- [PROBLEM REQUIREMENTS] Every line that contains "Academy" must be located and copied from the data.

- [INFORMATION]
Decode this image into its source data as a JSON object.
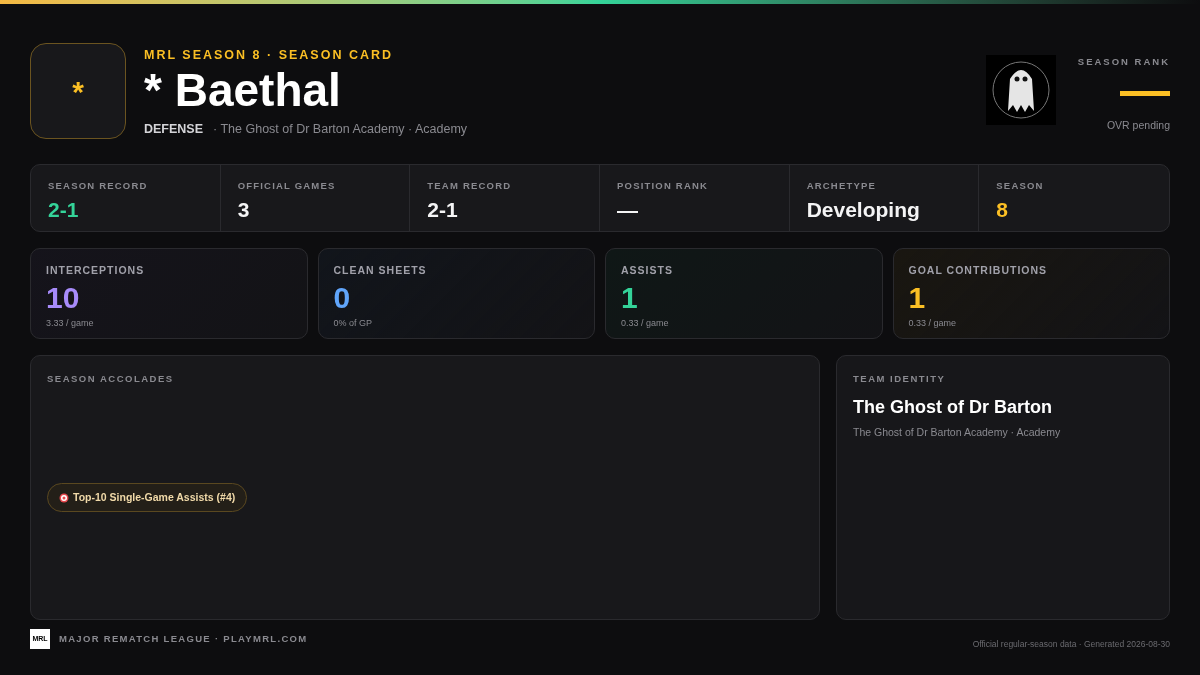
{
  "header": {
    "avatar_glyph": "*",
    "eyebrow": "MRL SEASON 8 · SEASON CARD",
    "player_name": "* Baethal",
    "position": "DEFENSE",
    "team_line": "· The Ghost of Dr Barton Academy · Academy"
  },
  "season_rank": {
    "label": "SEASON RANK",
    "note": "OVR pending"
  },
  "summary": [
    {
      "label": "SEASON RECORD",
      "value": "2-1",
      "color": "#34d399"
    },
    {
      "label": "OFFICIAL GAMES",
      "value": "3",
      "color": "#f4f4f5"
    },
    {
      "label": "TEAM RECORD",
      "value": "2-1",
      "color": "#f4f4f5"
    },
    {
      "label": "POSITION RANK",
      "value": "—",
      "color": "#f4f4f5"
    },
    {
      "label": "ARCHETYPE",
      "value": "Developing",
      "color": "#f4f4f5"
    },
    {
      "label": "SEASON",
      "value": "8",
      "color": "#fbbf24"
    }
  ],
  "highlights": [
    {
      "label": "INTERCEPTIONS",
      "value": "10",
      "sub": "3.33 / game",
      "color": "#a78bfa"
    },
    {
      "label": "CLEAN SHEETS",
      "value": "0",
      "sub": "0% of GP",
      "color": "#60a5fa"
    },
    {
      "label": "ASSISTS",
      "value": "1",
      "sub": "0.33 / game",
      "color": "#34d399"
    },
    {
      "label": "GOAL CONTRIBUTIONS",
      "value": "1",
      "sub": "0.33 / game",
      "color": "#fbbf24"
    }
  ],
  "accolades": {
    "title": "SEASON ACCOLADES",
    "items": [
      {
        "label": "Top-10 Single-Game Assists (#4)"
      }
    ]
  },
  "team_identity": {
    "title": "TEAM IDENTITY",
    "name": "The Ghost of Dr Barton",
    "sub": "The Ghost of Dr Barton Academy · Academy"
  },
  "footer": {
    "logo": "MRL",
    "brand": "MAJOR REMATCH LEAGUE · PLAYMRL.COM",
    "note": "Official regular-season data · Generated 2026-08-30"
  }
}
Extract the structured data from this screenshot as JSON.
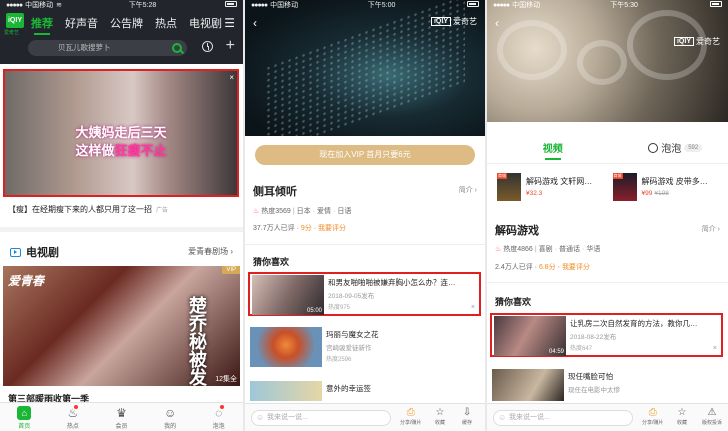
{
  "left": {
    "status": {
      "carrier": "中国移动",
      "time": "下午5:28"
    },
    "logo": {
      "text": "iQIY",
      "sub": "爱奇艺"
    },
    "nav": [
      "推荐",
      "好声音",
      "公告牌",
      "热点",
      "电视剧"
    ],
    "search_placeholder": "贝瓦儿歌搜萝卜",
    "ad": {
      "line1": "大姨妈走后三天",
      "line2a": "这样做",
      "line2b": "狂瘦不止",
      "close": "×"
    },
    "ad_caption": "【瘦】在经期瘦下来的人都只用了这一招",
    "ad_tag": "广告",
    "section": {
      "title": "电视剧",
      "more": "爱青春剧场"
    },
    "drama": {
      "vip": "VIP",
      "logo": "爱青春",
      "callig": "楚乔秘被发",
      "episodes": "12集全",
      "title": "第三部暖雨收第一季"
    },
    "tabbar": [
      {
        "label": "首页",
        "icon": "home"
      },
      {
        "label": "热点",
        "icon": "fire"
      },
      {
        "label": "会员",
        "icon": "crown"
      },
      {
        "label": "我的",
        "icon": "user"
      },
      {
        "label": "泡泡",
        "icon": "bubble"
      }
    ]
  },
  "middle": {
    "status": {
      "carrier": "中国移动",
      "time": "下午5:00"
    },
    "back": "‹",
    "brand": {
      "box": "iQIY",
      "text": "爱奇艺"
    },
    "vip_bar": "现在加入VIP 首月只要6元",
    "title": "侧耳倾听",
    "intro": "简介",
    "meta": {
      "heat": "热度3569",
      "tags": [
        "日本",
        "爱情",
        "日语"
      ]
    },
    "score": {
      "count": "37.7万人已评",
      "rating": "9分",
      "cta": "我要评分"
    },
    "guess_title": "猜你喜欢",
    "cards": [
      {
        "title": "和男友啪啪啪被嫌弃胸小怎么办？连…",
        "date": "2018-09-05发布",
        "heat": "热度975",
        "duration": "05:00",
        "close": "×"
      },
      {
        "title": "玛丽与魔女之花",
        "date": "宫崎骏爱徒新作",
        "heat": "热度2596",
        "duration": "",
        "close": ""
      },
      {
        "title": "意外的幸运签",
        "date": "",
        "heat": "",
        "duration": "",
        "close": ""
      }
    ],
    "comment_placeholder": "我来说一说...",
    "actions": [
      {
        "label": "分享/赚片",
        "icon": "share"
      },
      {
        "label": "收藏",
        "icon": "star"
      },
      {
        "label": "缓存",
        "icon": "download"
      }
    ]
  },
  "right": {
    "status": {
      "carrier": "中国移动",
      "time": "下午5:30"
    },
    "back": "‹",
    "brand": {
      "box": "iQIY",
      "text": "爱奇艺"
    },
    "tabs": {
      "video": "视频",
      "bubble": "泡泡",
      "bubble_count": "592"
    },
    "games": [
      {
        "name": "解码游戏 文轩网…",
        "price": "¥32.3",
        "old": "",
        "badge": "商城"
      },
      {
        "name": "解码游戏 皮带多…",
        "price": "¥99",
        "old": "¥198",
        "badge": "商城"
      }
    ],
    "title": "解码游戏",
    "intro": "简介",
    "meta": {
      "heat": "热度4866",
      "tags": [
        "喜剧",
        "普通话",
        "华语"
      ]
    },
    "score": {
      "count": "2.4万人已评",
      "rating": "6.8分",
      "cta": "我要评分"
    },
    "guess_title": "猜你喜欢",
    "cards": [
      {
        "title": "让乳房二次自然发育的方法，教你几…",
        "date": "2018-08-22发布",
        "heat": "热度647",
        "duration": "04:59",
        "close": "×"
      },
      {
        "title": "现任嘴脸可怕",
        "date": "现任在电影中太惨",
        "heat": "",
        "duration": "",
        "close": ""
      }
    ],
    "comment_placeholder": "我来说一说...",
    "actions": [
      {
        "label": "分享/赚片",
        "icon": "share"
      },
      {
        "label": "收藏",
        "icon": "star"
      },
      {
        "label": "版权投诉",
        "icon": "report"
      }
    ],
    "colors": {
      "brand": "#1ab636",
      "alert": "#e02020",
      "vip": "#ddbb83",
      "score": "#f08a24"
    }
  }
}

- [ANSWER TO THIS PROBLEM]
    "team_line": "· The Ghost of Dr Barton Academy · Academy"
    "sub": "The Ghost of Dr Barton Academy · Academy"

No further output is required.